Provided data:
* * *

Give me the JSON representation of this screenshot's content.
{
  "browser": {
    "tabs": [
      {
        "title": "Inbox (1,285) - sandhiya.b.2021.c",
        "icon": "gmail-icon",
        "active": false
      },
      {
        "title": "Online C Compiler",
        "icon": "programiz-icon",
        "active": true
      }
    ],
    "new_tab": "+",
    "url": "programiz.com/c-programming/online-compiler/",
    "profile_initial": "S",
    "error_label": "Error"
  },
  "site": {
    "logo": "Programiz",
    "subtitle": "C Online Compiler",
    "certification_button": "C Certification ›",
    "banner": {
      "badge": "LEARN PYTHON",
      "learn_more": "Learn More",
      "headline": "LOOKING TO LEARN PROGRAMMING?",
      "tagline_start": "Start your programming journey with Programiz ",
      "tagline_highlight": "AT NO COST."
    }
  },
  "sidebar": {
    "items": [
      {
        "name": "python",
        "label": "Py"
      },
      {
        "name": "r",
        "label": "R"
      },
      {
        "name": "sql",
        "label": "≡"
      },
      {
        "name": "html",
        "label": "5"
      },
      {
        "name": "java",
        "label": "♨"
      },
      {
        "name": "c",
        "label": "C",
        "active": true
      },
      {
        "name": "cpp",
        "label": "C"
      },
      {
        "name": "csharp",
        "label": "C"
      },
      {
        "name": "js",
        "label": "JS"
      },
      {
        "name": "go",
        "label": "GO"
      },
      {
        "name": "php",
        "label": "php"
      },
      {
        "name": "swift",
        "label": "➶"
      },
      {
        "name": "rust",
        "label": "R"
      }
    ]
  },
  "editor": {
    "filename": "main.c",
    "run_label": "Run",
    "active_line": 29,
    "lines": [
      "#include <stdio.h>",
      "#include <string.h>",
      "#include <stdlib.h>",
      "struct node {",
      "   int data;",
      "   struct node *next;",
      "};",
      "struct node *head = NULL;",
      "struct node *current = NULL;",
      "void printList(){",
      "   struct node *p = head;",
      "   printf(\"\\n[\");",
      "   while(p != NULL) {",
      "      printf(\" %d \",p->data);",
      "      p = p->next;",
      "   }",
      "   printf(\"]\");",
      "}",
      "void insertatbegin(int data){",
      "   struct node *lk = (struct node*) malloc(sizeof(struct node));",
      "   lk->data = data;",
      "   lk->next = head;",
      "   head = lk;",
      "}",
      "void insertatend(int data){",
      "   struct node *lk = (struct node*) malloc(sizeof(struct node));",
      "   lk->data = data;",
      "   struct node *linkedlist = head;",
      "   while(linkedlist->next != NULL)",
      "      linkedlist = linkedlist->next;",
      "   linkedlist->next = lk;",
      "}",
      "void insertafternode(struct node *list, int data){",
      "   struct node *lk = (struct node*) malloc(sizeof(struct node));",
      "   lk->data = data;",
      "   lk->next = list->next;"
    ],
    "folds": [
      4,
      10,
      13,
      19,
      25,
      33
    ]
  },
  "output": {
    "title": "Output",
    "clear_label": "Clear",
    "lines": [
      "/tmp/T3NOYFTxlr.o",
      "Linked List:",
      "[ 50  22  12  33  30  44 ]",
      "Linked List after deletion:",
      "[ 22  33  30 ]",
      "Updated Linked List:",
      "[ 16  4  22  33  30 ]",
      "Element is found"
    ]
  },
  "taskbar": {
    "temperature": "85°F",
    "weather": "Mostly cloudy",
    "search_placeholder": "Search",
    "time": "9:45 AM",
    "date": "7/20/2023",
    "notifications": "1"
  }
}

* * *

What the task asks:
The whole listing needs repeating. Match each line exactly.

Exercise response:
Give me the JSON representation of this screenshot's content.
{
  "browser": {
    "tabs": [
      {
        "title": "Inbox (1,285) - sandhiya.b.2021.c",
        "icon": "gmail-icon",
        "active": false
      },
      {
        "title": "Online C Compiler",
        "icon": "programiz-icon",
        "active": true
      }
    ],
    "new_tab": "+",
    "url": "programiz.com/c-programming/online-compiler/",
    "profile_initial": "S",
    "error_label": "Error"
  },
  "site": {
    "logo": "Programiz",
    "subtitle": "C Online Compiler",
    "certification_button": "C Certification ›",
    "banner": {
      "badge": "LEARN PYTHON",
      "learn_more": "Learn More",
      "headline": "LOOKING TO LEARN PROGRAMMING?",
      "tagline_start": "Start your programming journey with Programiz ",
      "tagline_highlight": "AT NO COST."
    }
  },
  "sidebar": {
    "items": [
      {
        "name": "python",
        "label": "Py"
      },
      {
        "name": "r",
        "label": "R"
      },
      {
        "name": "sql",
        "label": "≡"
      },
      {
        "name": "html",
        "label": "5"
      },
      {
        "name": "java",
        "label": "♨"
      },
      {
        "name": "c",
        "label": "C",
        "active": true
      },
      {
        "name": "cpp",
        "label": "C"
      },
      {
        "name": "csharp",
        "label": "C"
      },
      {
        "name": "js",
        "label": "JS"
      },
      {
        "name": "go",
        "label": "GO"
      },
      {
        "name": "php",
        "label": "php"
      },
      {
        "name": "swift",
        "label": "➶"
      },
      {
        "name": "rust",
        "label": "R"
      }
    ]
  },
  "editor": {
    "filename": "main.c",
    "run_label": "Run",
    "active_line": 29,
    "lines": [
      "#include <stdio.h>",
      "#include <string.h>",
      "#include <stdlib.h>",
      "struct node {",
      "   int data;",
      "   struct node *next;",
      "};",
      "struct node *head = NULL;",
      "struct node *current = NULL;",
      "void printList(){",
      "   struct node *p = head;",
      "   printf(\"\\n[\");",
      "   while(p != NULL) {",
      "      printf(\" %d \",p->data);",
      "      p = p->next;",
      "   }",
      "   printf(\"]\");",
      "}",
      "void insertatbegin(int data){",
      "   struct node *lk = (struct node*) malloc(sizeof(struct node));",
      "   lk->data = data;",
      "   lk->next = head;",
      "   head = lk;",
      "}",
      "void insertatend(int data){",
      "   struct node *lk = (struct node*) malloc(sizeof(struct node));",
      "   lk->data = data;",
      "   struct node *linkedlist = head;",
      "   while(linkedlist->next != NULL)",
      "      linkedlist = linkedlist->next;",
      "   linkedlist->next = lk;",
      "}",
      "void insertafternode(struct node *list, int data){",
      "   struct node *lk = (struct node*) malloc(sizeof(struct node));",
      "   lk->data = data;",
      "   lk->next = list->next;"
    ],
    "folds": [
      4,
      10,
      13,
      19,
      25,
      33
    ]
  },
  "output": {
    "title": "Output",
    "clear_label": "Clear",
    "lines": [
      "/tmp/T3NOYFTxlr.o",
      "Linked List:",
      "[ 50  22  12  33  30  44 ]",
      "Linked List after deletion:",
      "[ 22  33  30 ]",
      "Updated Linked List:",
      "[ 16  4  22  33  30 ]",
      "Element is found"
    ]
  },
  "taskbar": {
    "temperature": "85°F",
    "weather": "Mostly cloudy",
    "search_placeholder": "Search",
    "time": "9:45 AM",
    "date": "7/20/2023",
    "notifications": "1"
  }
}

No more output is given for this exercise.